Editor’s note: We recognize the importance of the school district and its impact upon the Cypress community and Jersey Village, and realize that not everyone gets the mass email letters from CFISD, so we’ve decided to “power boost” Dr. Henry’s message from earlier today. With over 60 schools having water damage, three of which have “suffered major damage,” it’s important to also recognize the impact of the free breakfasts and lunches that some children rely upon for nourishment — and they just missed a week of meals — on top of freezing weather from Texas’ Valentine’s Freeze this week. Hopefully, schools can safely open Monday — or as soon as possible. Remember to #MaskUp, COVID-19 is still a threat.
Dear CFISD Community,
I wanted to provide you with a brief update following yesterday’s communication to the community.
Our CFISD police officers and facilities, maintenance and operations teams have continued to conduct building assessments and make repairs. More than 60 of our campuses sustained some level of water damage, with three schools suffering major damage. Many facilities are in excellent condition but have portable buildings that sustained damage to plumbing. We are also monitoring the availability of potable water, as numerous schools are currently in areas with boil-water alerts. While we had to dispose of many campus food supplies, our nutrition services team is confident that we will have sufficient food and beverages available for all students by Feb. 22.
Our operations team is collaborating with external contractors to get facilities up and running for students on Monday. Our goal continues to be to bring students back to campuses on Monday, but we need everyone to plan for the possibility of either a remote learning day for students or a staff work day (and no remote learning) on Monday.

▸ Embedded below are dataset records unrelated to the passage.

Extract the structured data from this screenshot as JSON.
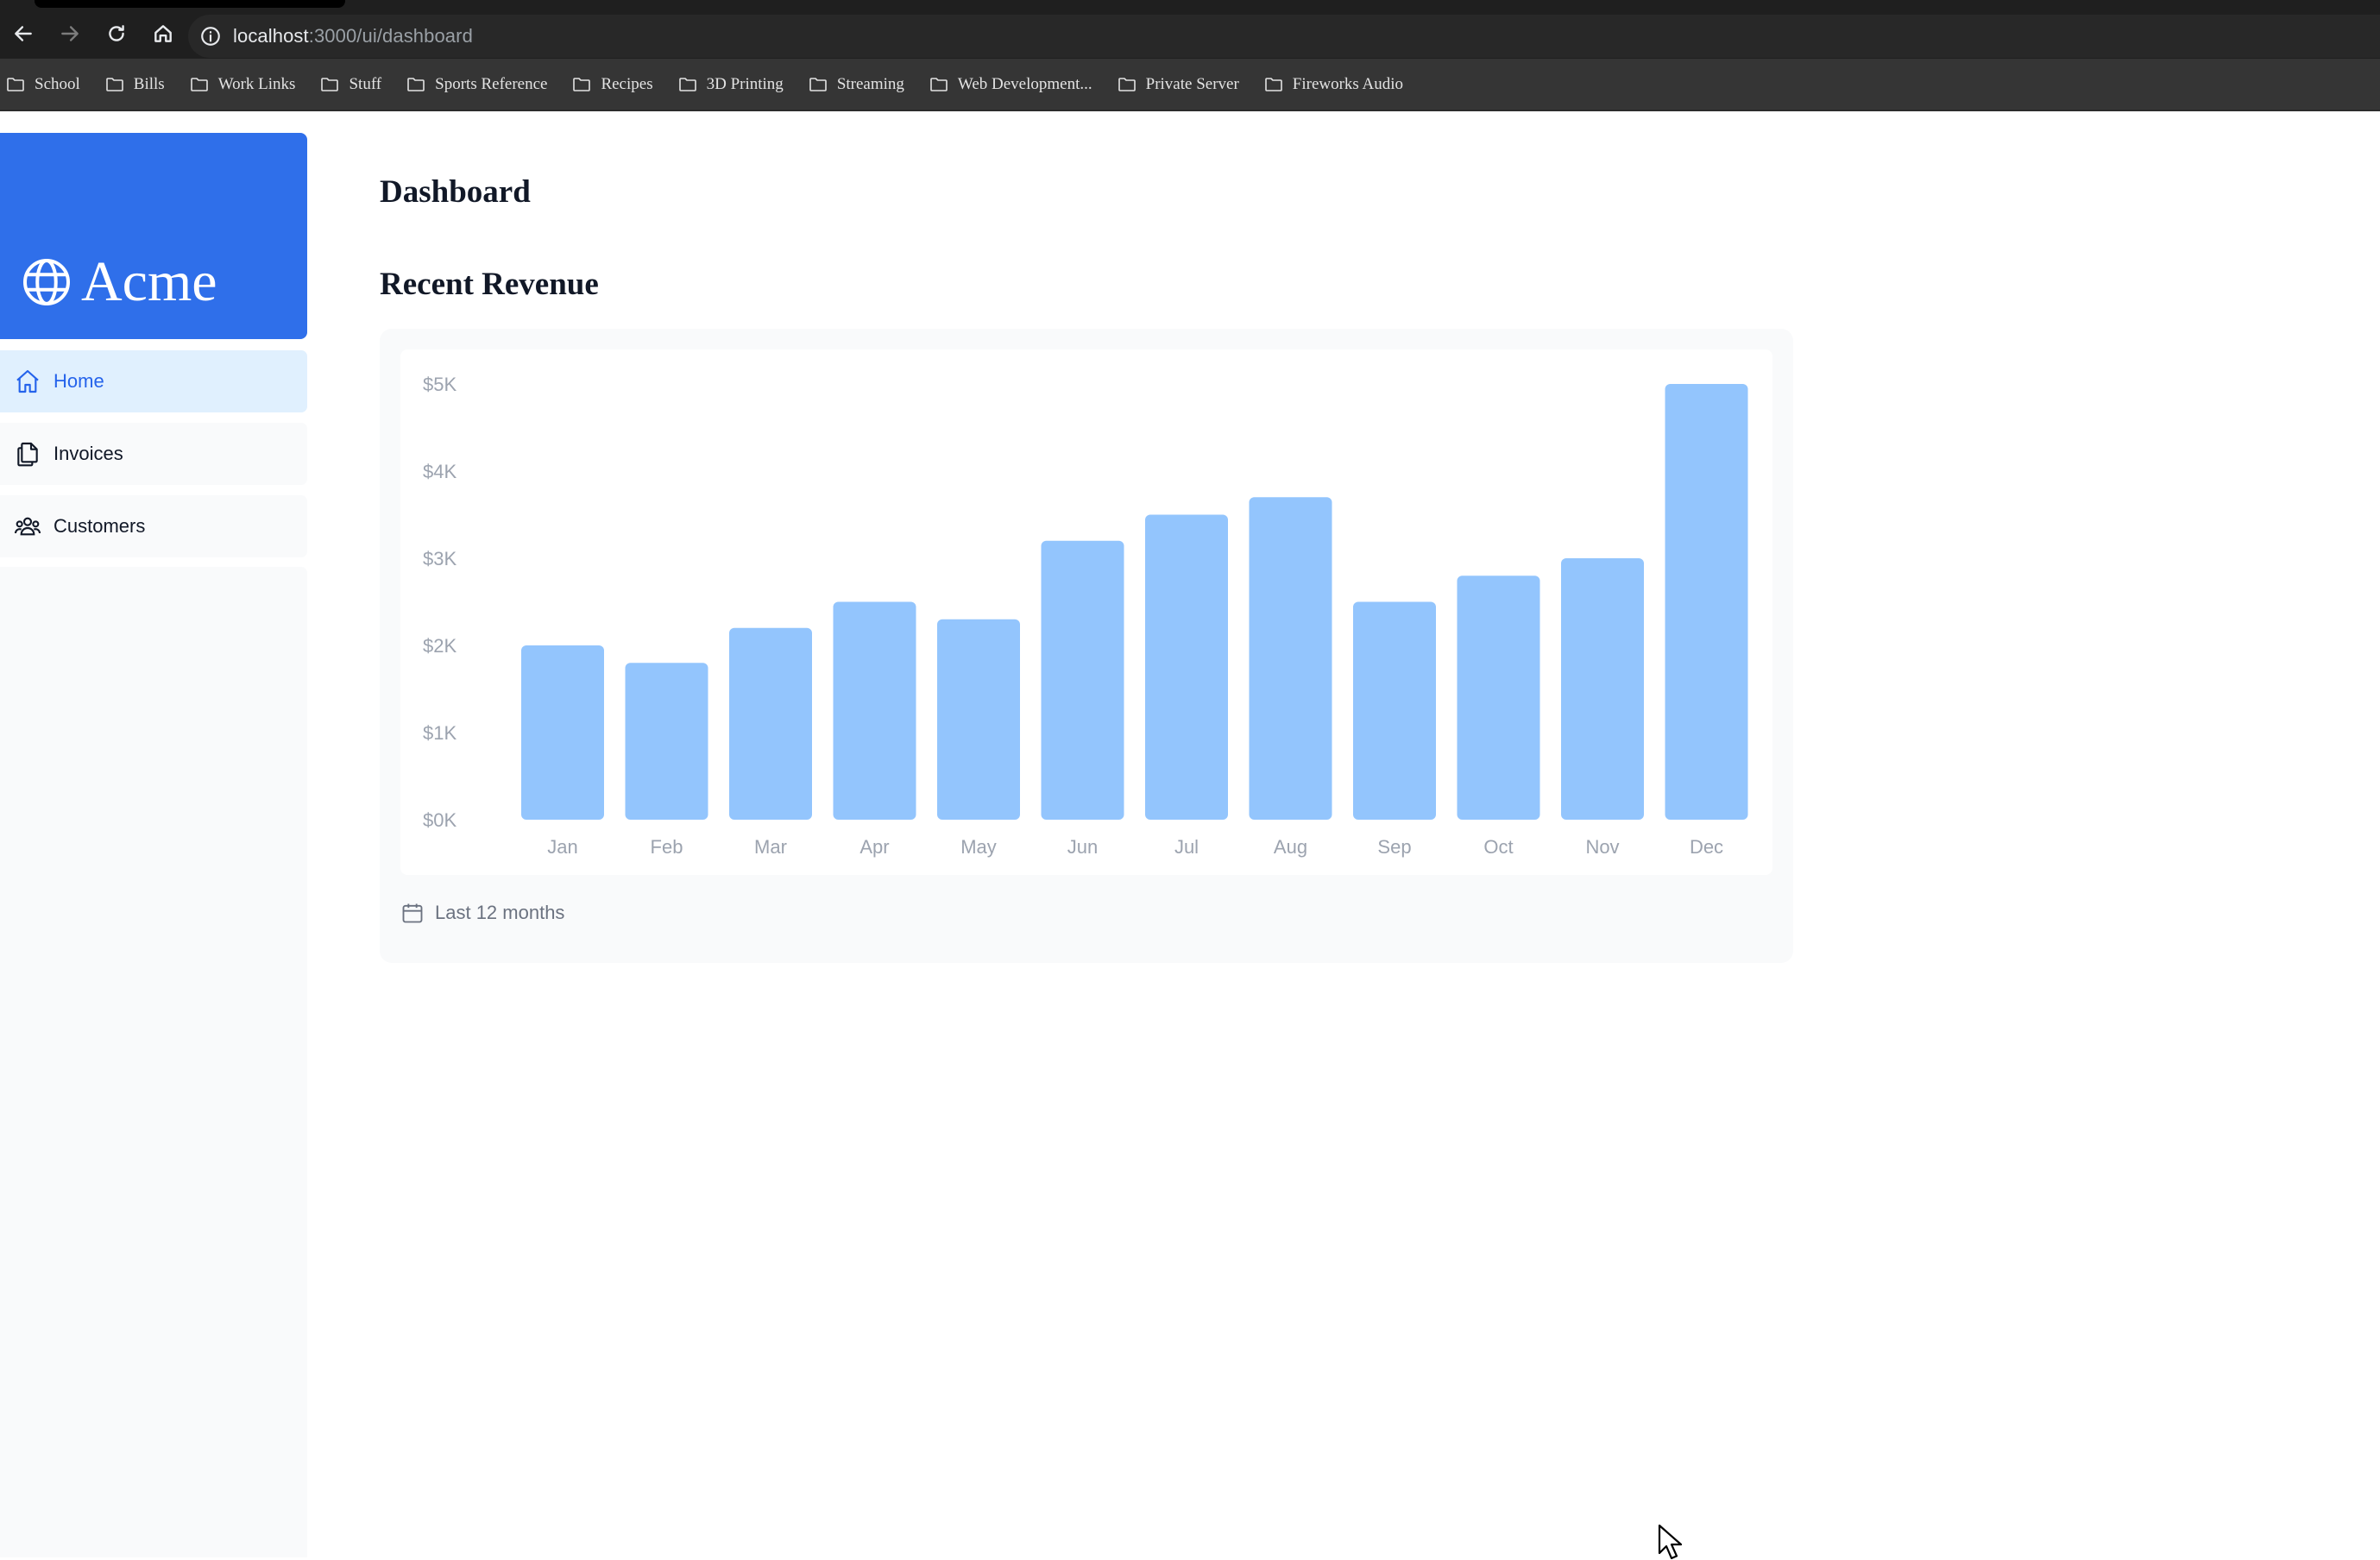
{
  "browser": {
    "url_host": "localhost",
    "url_path": ":3000/ui/dashboard",
    "bookmarks": [
      {
        "label": "School"
      },
      {
        "label": "Bills"
      },
      {
        "label": "Work Links"
      },
      {
        "label": "Stuff"
      },
      {
        "label": "Sports Reference"
      },
      {
        "label": "Recipes"
      },
      {
        "label": "3D Printing"
      },
      {
        "label": "Streaming"
      },
      {
        "label": "Web Development..."
      },
      {
        "label": "Private Server"
      },
      {
        "label": "Fireworks Audio"
      }
    ]
  },
  "sidebar": {
    "logo_text": "Acme",
    "items": [
      {
        "label": "Home",
        "icon": "home-icon",
        "active": true
      },
      {
        "label": "Invoices",
        "icon": "documents-icon",
        "active": false
      },
      {
        "label": "Customers",
        "icon": "users-icon",
        "active": false
      }
    ]
  },
  "main": {
    "title": "Dashboard",
    "section_title": "Recent Revenue",
    "footer_label": "Last 12 months"
  },
  "colors": {
    "brand": "#2f6fea",
    "bar": "#93c5fd",
    "active_nav_bg": "#e0f0fe",
    "active_nav_text": "#2563eb"
  },
  "chart_data": {
    "type": "bar",
    "title": "",
    "xlabel": "",
    "ylabel": "",
    "categories": [
      "Jan",
      "Feb",
      "Mar",
      "Apr",
      "May",
      "Jun",
      "Jul",
      "Aug",
      "Sep",
      "Oct",
      "Nov",
      "Dec"
    ],
    "values": [
      2000,
      1800,
      2200,
      2500,
      2300,
      3200,
      3500,
      3700,
      2500,
      2800,
      3000,
      5000
    ],
    "ylim": [
      0,
      5000
    ],
    "y_ticks": [
      "$0K",
      "$1K",
      "$2K",
      "$3K",
      "$4K",
      "$5K"
    ],
    "grid": false,
    "legend": "none"
  }
}
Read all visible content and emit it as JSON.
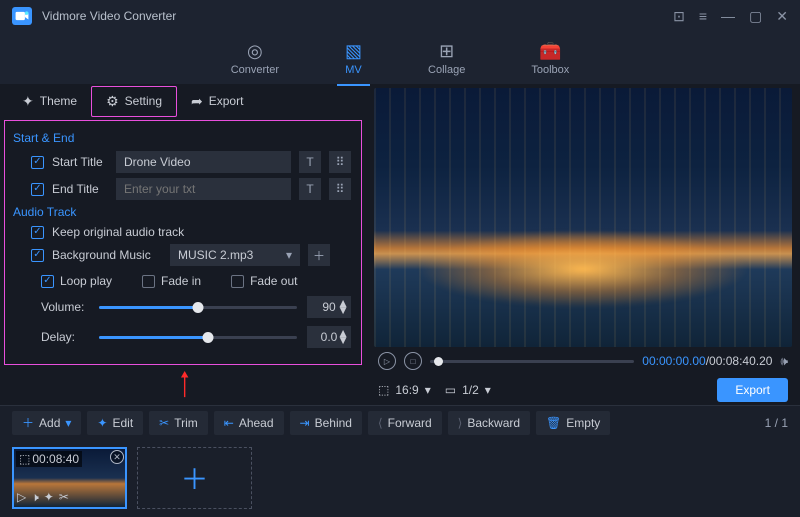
{
  "app": {
    "title": "Vidmore Video Converter"
  },
  "mainnav": {
    "converter": "Converter",
    "mv": "MV",
    "collage": "Collage",
    "toolbox": "Toolbox"
  },
  "tabs": {
    "theme": "Theme",
    "setting": "Setting",
    "export": "Export"
  },
  "settings": {
    "start_end_h": "Start & End",
    "start_title_label": "Start Title",
    "start_title_value": "Drone Video",
    "end_title_label": "End Title",
    "end_title_placeholder": "Enter your txt",
    "audio_h": "Audio Track",
    "keep_audio_label": "Keep original audio track",
    "bgm_label": "Background Music",
    "bgm_value": "MUSIC 2.mp3",
    "loop_label": "Loop play",
    "fadein_label": "Fade in",
    "fadeout_label": "Fade out",
    "volume_label": "Volume:",
    "volume_value": "90",
    "delay_label": "Delay:",
    "delay_value": "0.0"
  },
  "preview": {
    "time_current": "00:00:00.00",
    "time_total": "/00:08:40.20",
    "aspect": "16:9",
    "zoom": "1/2",
    "export_btn": "Export"
  },
  "toolbar": {
    "add": "Add",
    "edit": "Edit",
    "trim": "Trim",
    "ahead": "Ahead",
    "behind": "Behind",
    "forward": "Forward",
    "backward": "Backward",
    "empty": "Empty",
    "page": "1 / 1"
  },
  "thumb": {
    "duration": "00:08:40"
  }
}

As you know, we missed four days of student instruction last week, during a year when we have already lost so much time. While we are very thankful to have a waiver for those days, we know that there is much remediation that needs to occur in the 15 available instructional days between now and spring break.
We will continue to monitor the situation and assess the ability to provide on-campus instruction on Monday. I will provide you with another update tomorrow, and a final decision will be made regarding Monday no later than 2 p.m. on Sunday, Feb. 21.
Thank you for your patience and understanding as we navigate this unprecedented statewide winter freeze event. We know it is a stressful time for many of you. Please hang in there—we will overcome this!
Mark Henry, Ed.D.
Superintendent of Schools